Blue Rooster

The hospitality in this traditional Bahamian style, gingerbread house couldn’t have been better. I bought the most beautiful white linen dress from the shopkeeper, who was just as friendly as could be. Blue Rooster has relaxed, casually elegant, resort wear and jewelry. Easy, breezy dresses in solids and colorful patterns made of lightweight breathable fabrics in a darling little setting. I must have said, “oh my gosh, this is so cute” at least 50 times in this quaint little shop. I had such a great time chatting with the girl inside I forgot to take pictures of the shop, but I did capture this one as I was leaving. You can also check them out on instagram.

 

 

Shine

First, can I just say, I love the name! It just sounds like a happy place run by a happy person, because of course we all want to sell and buy things that make us shine, so I just knew I was going to love this spot. Shine has two locations situated across the street from one another. One shop has more decorative interior pieces, and the one across the street has jewelry and other small items that the owner makes herself. Notice the heart on the outside of the building? Such a cheerful island store that shines! Check them out here.

 

Ocean Tally

This Mediterranean inspired jewel is probably one of the most special places I have been in a long time. Down a long, winding dirt road, secretly perched high on a cliff overlooking the Atlantic Ocean at Whale Point, this small, intimate hotel and restuarant captures the imagination and senses. The Atlantic Dining room upstairs has an extrodinary view and the bar downstairs, as well as the exterior courtyard, has some beautiful tile details. The ocean front cottages overlook the Atlantic Ocean, and the fire pit area serves as a front row seat to watch the waves crash up into the tidal pool below. Nothing short of spectacular and something that needs to be experienced in person. Until then, visit their website and be mesmerized.

While I love the beautiful colors of the islands, texture is always my favorite. Below is a collage of my favorite textures I captured at The Cove. Be sure to click the small thumbnail below to see the full collage.

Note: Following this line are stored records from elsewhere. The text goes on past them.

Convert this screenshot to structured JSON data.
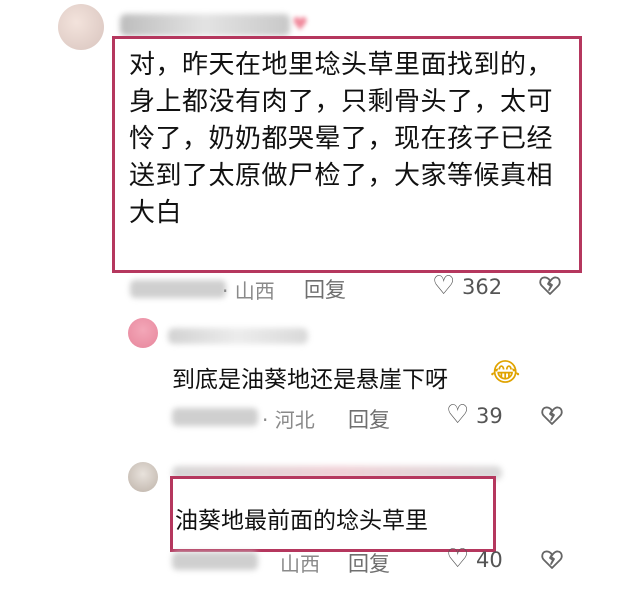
{
  "comments": [
    {
      "text": "对，昨天在地里埝头草里面找到的，身上都没有肉了，只剩骨头了，太可怜了，奶奶都哭晕了，现在孩子已经送到了太原做尸检了，大家等候真相大白",
      "location": "· 山西",
      "reply_label": "回复",
      "likes": "362",
      "like_icon": "heart-icon",
      "dislike_icon": "broken-heart-icon"
    },
    {
      "text": "到底是油葵地还是悬崖下呀",
      "emoji": "😂",
      "location": "· 河北",
      "reply_label": "回复",
      "likes": "39",
      "like_icon": "heart-icon",
      "dislike_icon": "broken-heart-icon"
    },
    {
      "text": "油葵地最前面的埝头草里",
      "location": "山西",
      "reply_label": "回复",
      "likes": "40",
      "like_icon": "heart-icon",
      "dislike_icon": "broken-heart-icon"
    }
  ],
  "colors": {
    "highlight_border": "#b5375e",
    "meta_text": "#8a8a8a"
  }
}
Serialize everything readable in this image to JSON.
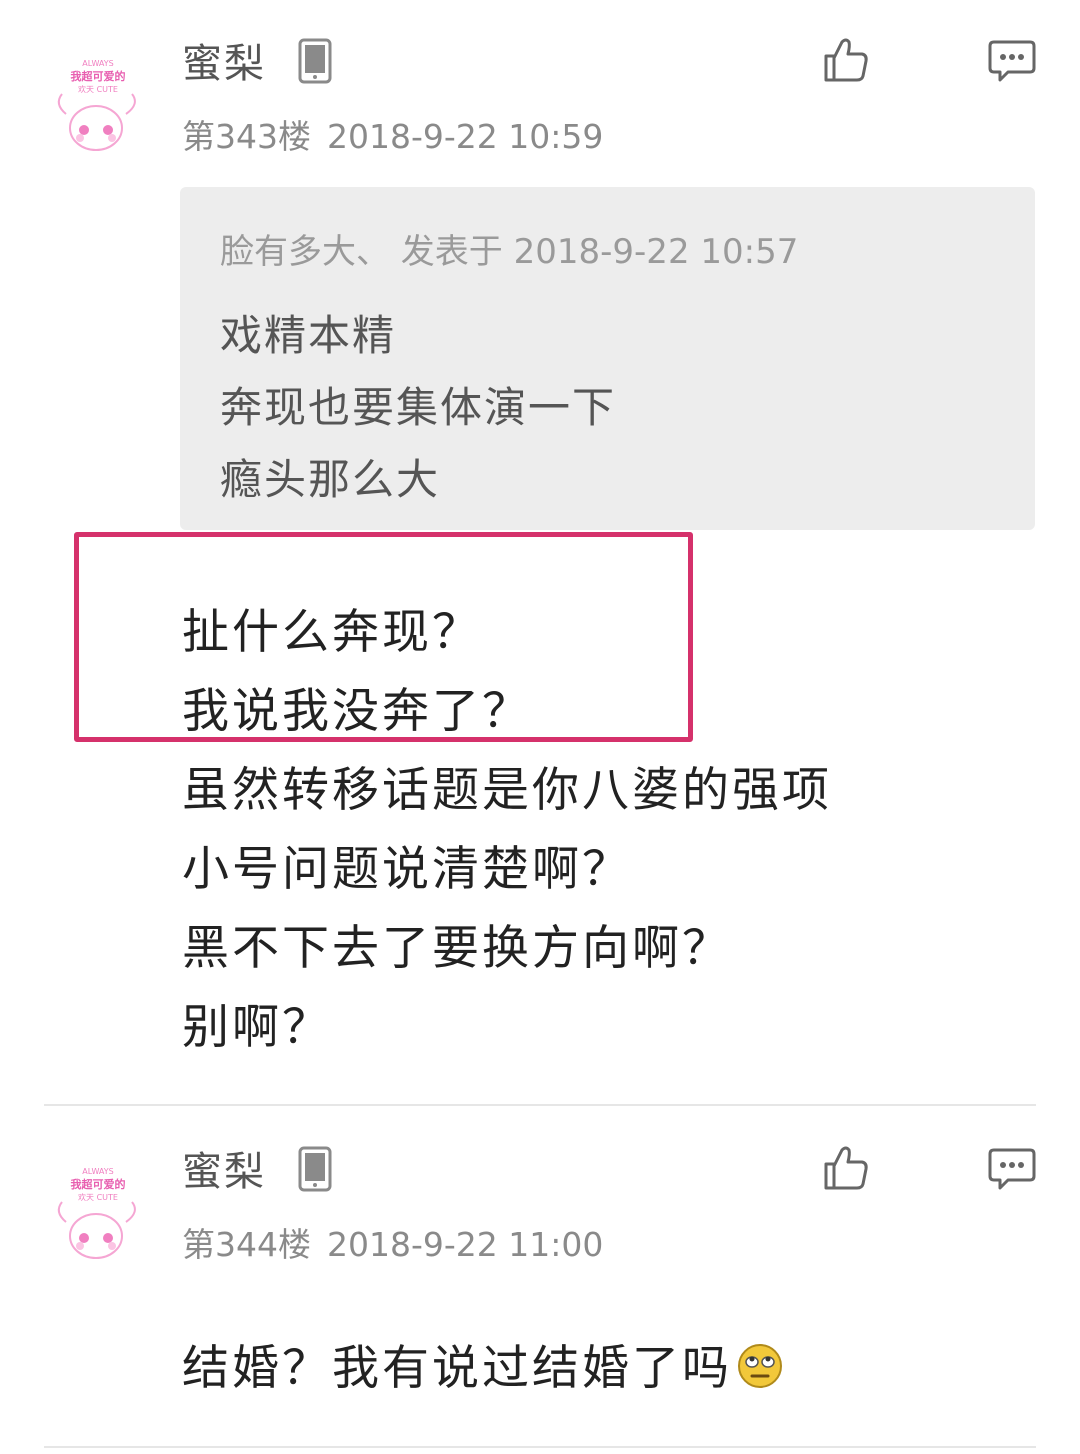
{
  "posts": [
    {
      "username": "蜜梨",
      "floor": "第343楼",
      "timestamp": "2018-9-22 10:59",
      "avatar_text": {
        "line1": "我超可爱的",
        "line2": "欢天 CUTE",
        "small": "ALWAYS"
      },
      "quote": {
        "header": "脸有多大、 发表于 2018-9-22 10:57",
        "lines": [
          "戏精本精",
          "奔现也要集体演一下",
          "瘾头那么大"
        ]
      },
      "content_lines": [
        "扯什么奔现？",
        "我说我没奔了？",
        "虽然转移话题是你八婆的强项",
        "小号问题说清楚啊？",
        "黑不下去了要换方向啊？",
        "别啊？"
      ],
      "highlight_color": "#d5316b"
    },
    {
      "username": "蜜梨",
      "floor": "第344楼",
      "timestamp": "2018-9-22 11:00",
      "avatar_text": {
        "line1": "我超可爱的",
        "line2": "欢天 CUTE",
        "small": "ALWAYS"
      },
      "content_lines": [
        "结婚？我有说过结婚了吗"
      ],
      "emoji": "rolling-eyes-emoji"
    }
  ],
  "icons": {
    "device": "phone-icon",
    "like": "thumbs-up-icon",
    "reply": "comment-bubble-icon"
  },
  "colors": {
    "accent_pink": "#f07fc0",
    "highlight_border": "#d5316b",
    "quote_bg": "#ededed"
  }
}
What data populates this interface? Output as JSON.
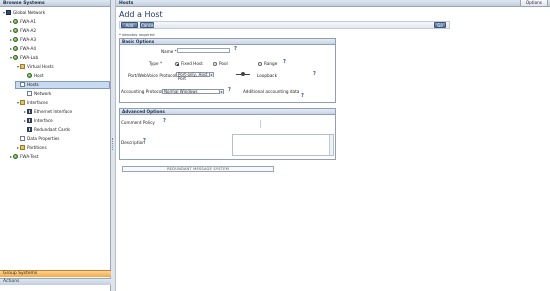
{
  "sidebar": {
    "header": "Browse Systems",
    "tree": [
      {
        "label": "Global Network",
        "icon": "root-icon",
        "toggle": "▾",
        "depth": 0
      },
      {
        "label": "FWA-A1",
        "icon": "host-icon",
        "toggle": "▸",
        "depth": 1
      },
      {
        "label": "FWA-A2",
        "icon": "host-icon",
        "toggle": "▸",
        "depth": 1
      },
      {
        "label": "FWA-A3",
        "icon": "host-icon",
        "toggle": "▸",
        "depth": 1
      },
      {
        "label": "FWA-A4",
        "icon": "host-icon",
        "toggle": "▸",
        "depth": 1
      },
      {
        "label": "FWA-Lab",
        "icon": "host-icon",
        "toggle": "▾",
        "depth": 1
      },
      {
        "label": "Virtual Hosts",
        "icon": "folder-icon",
        "toggle": "▾",
        "depth": 2
      },
      {
        "label": "Host",
        "icon": "host-icon",
        "toggle": "",
        "depth": 3
      },
      {
        "label": "Hosts",
        "icon": "page-icon",
        "toggle": "",
        "depth": 2,
        "selected": true
      },
      {
        "label": "Network",
        "icon": "page-icon",
        "toggle": "",
        "depth": 3
      },
      {
        "label": "Interfaces",
        "icon": "folder-icon",
        "toggle": "▾",
        "depth": 2
      },
      {
        "label": "Ethernet Interface",
        "icon": "net-icon",
        "toggle": "▸",
        "depth": 3
      },
      {
        "label": "Interface",
        "icon": "net-icon",
        "toggle": "▸",
        "depth": 3
      },
      {
        "label": "Redundant Cards",
        "icon": "net-icon",
        "toggle": "",
        "depth": 3
      },
      {
        "label": "Data Properties",
        "icon": "page-icon",
        "toggle": "",
        "depth": 2
      },
      {
        "label": "Partitions",
        "icon": "folder-icon",
        "toggle": "▸",
        "depth": 2
      },
      {
        "label": "FWA-Test",
        "icon": "host-icon",
        "toggle": "▸",
        "depth": 1
      }
    ],
    "acc_active": "Group Systems",
    "acc_other": "Actions"
  },
  "main": {
    "header": "Hosts",
    "options_label": "Options",
    "title": "Add a Host",
    "buttons": {
      "add": "Add Host",
      "cancel": "Cancel",
      "right": "Go"
    },
    "required_note": "* denotes required",
    "basic": {
      "title": "Basic Options",
      "name_label": "Name *",
      "type_label": "Type *",
      "radios": [
        {
          "label": "Fixed Host",
          "checked": true
        },
        {
          "label": "Pool",
          "checked": false
        },
        {
          "label": "Range",
          "checked": false
        }
      ],
      "port_label": "Port/WebVoice Protocol *",
      "port_value": "Port-only, Host Port",
      "loopback_label": "Loopback",
      "protocol_label": "Accounting Protocol *",
      "protocol_value": "Normal Windows",
      "extra_label": "Additional accounting data"
    },
    "advanced": {
      "title": "Advanced Options",
      "comment_label": "Comment Policy",
      "desc_label": "Description"
    },
    "redundant_bar": "REDUNDANT MESSAGE SYSTEM"
  }
}
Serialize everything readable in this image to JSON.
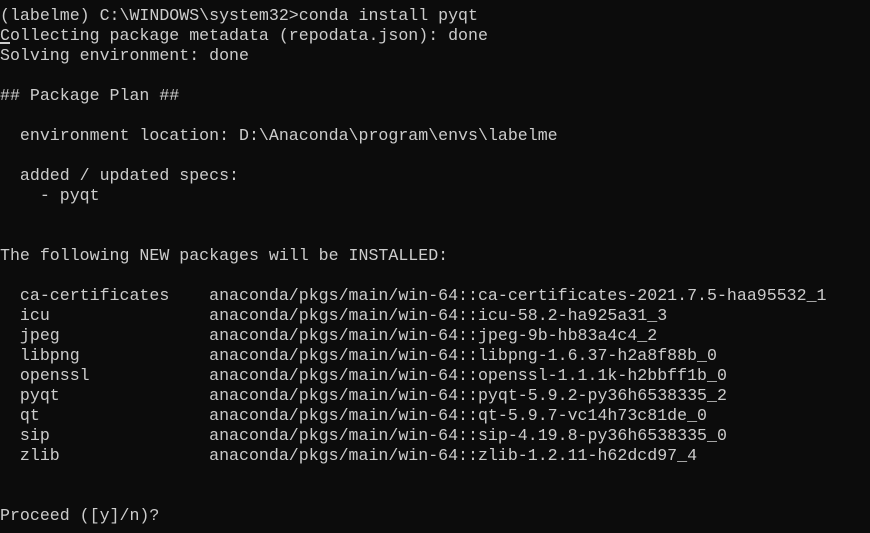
{
  "window": {
    "background": "#0c0c0c",
    "foreground": "#cccccc"
  },
  "terminal": {
    "lines": [
      "(labelme) C:\\WINDOWS\\system32>conda install pyqt",
      "Collecting package metadata (repodata.json): done",
      "Solving environment: done",
      "",
      "## Package Plan ##",
      "",
      "  environment location: D:\\Anaconda\\program\\envs\\labelme",
      "",
      "  added / updated specs:",
      "    - pyqt",
      "",
      "",
      "The following NEW packages will be INSTALLED:",
      "",
      "  ca-certificates    anaconda/pkgs/main/win-64::ca-certificates-2021.7.5-haa95532_1",
      "  icu                anaconda/pkgs/main/win-64::icu-58.2-ha925a31_3",
      "  jpeg               anaconda/pkgs/main/win-64::jpeg-9b-hb83a4c4_2",
      "  libpng             anaconda/pkgs/main/win-64::libpng-1.6.37-h2a8f88b_0",
      "  openssl            anaconda/pkgs/main/win-64::openssl-1.1.1k-h2bbff1b_0",
      "  pyqt               anaconda/pkgs/main/win-64::pyqt-5.9.2-py36h6538335_2",
      "  qt                 anaconda/pkgs/main/win-64::qt-5.9.7-vc14h73c81de_0",
      "  sip                anaconda/pkgs/main/win-64::sip-4.19.8-py36h6538335_0",
      "  zlib               anaconda/pkgs/main/win-64::zlib-1.2.11-h62dcd97_4",
      "",
      "",
      "Proceed ([y]/n)?"
    ]
  }
}
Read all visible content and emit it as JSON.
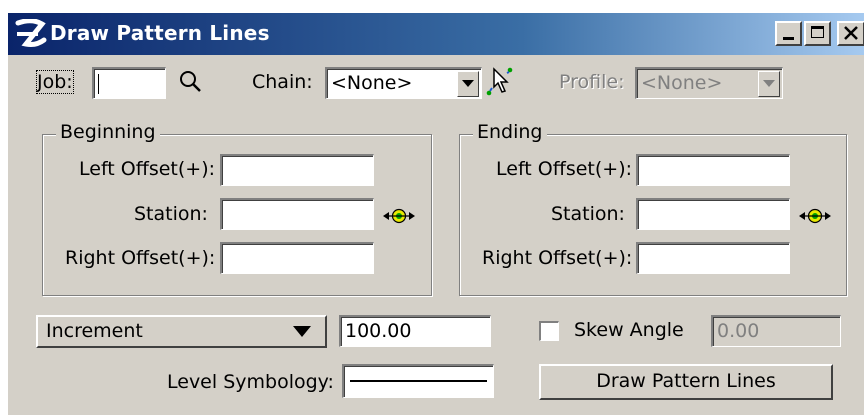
{
  "window": {
    "title": "Draw Pattern Lines",
    "controls": [
      "minimize-icon",
      "maximize-icon",
      "close-icon"
    ]
  },
  "top_row": {
    "job_label": "Job:",
    "job_value": "",
    "chain_label": "Chain:",
    "chain_value": "<None>",
    "profile_label": "Profile:",
    "profile_value": "<None>"
  },
  "beginning": {
    "title": "Beginning",
    "left_offset_label": "Left Offset(+):",
    "station_label": "Station:",
    "right_offset_label": "Right Offset(+):",
    "left_offset_value": "",
    "station_value": "",
    "right_offset_value": ""
  },
  "ending": {
    "title": "Ending",
    "left_offset_label": "Left Offset(+):",
    "station_label": "Station:",
    "right_offset_label": "Right Offset(+):",
    "left_offset_value": "",
    "station_value": "",
    "right_offset_value": ""
  },
  "bottom": {
    "mode_value": "Increment",
    "increment_value": "100.00",
    "skew_label": "Skew Angle",
    "skew_checked": false,
    "skew_value": "0.00",
    "level_label": "Level Symbology:",
    "draw_button": "Draw Pattern Lines"
  },
  "colors": {
    "title_start": "#0a246a",
    "title_end": "#a6caf0",
    "face": "#d4d0c8",
    "target_yellow": "#e8e800",
    "target_green": "#00a000"
  }
}
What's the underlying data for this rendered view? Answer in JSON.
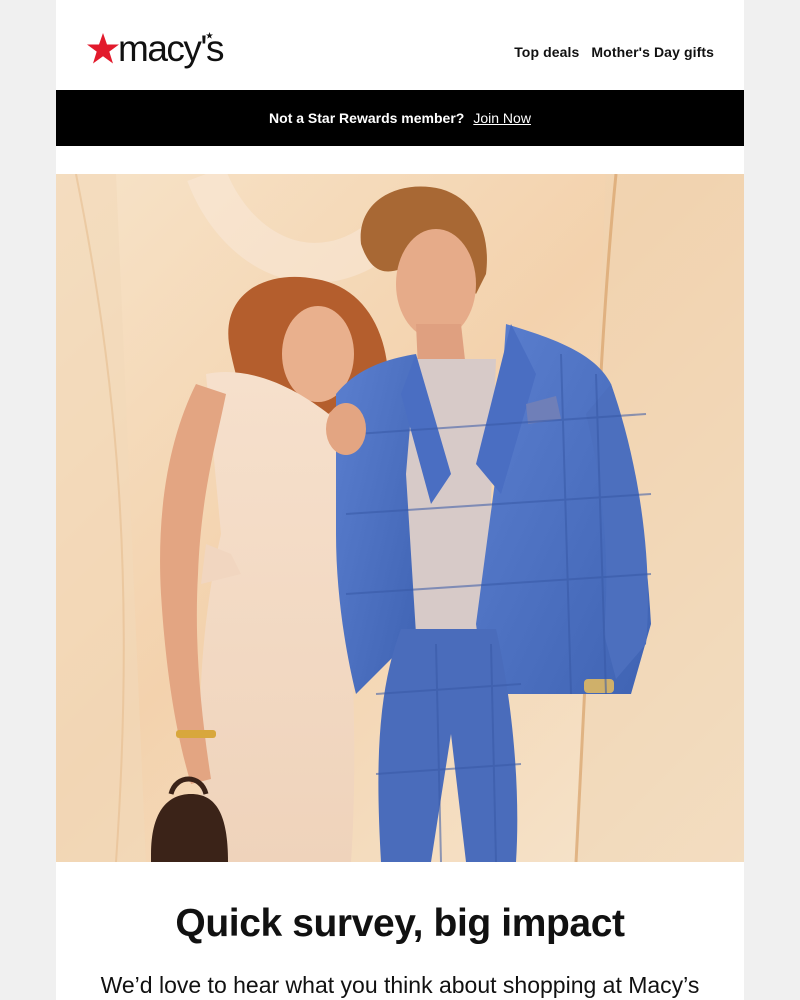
{
  "brand": {
    "logo_text": "macy's"
  },
  "header": {
    "nav": [
      {
        "label": "Top deals"
      },
      {
        "label": "Mother's Day gifts"
      }
    ]
  },
  "promo_bar": {
    "text": "Not a Star Rewards member?",
    "link_label": "Join Now",
    "background": "#000000"
  },
  "hero": {
    "description_icon": "photo-couple-icon"
  },
  "content": {
    "headline": "Quick survey, big impact",
    "subheadline": "We’d love to hear what you think about shopping at Macy’s"
  },
  "colors": {
    "brand_red": "#e21a2c",
    "text": "#111111",
    "page_bg": "#f0f0f0"
  }
}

And two more illustrations I did while there.

Thanks for reading. Hope you loved it!

xo

Cassandra